“The FDIC is pleased to join this diverse set of community partners to build financial know-how and to increase access to financial services responsive to the needs of people in northeastern Oklahoma,” Mark Pearce, the director of the FDIC’s depositor and consumer protection division, said. “A collaboration that weaves together the strengths of community financial institutions, tribal nations, non-profits, government agencies and other local leaders can do much to promote the economic vitality of the communities in this area and to strengthen the financial stability of the families who live here.”
The FDIC has partnered with the Greater Tulsa United Way and other organizations to create the initiative, which aims to enhance consumer financial knowledge and access to credit, providing small businesses with the technical expertise and capital necessary to prosper and focuses on the financial needs of Native Americans as identified by tribal government.
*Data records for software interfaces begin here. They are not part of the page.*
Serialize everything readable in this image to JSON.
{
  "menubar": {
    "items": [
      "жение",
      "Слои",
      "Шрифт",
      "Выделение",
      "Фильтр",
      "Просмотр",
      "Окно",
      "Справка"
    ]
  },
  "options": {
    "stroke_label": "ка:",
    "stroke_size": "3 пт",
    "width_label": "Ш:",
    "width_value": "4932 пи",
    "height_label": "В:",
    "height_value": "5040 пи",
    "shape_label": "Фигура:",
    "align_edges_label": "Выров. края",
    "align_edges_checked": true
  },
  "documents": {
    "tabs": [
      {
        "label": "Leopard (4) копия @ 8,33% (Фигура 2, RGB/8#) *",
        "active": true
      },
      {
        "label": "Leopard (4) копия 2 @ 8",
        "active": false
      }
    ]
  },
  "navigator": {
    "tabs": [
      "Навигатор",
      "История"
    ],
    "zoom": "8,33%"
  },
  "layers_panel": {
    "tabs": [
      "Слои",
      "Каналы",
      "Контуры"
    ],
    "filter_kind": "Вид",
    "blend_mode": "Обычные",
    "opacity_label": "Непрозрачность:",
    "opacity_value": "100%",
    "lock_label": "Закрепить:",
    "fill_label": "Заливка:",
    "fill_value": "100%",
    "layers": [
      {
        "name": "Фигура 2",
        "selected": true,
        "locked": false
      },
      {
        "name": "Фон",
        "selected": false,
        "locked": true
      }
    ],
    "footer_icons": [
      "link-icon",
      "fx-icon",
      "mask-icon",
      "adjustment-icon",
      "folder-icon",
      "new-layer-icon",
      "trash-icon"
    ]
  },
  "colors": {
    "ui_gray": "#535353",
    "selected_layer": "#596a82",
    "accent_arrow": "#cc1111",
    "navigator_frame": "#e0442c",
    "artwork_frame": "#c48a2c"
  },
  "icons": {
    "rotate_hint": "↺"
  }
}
“Financial stability is the bedrock of community vitality,” Sharon Gallagher, United Way’s vice president of community investments, said. “Having the FDIC interested in the financial needs of the families, small businesses and tribal nations in these communities speaks volumes and helps to provide a pathway to access banking and other financial services. The United Way is looking forward to working with the FDIC and our new AEI partners in this effort.”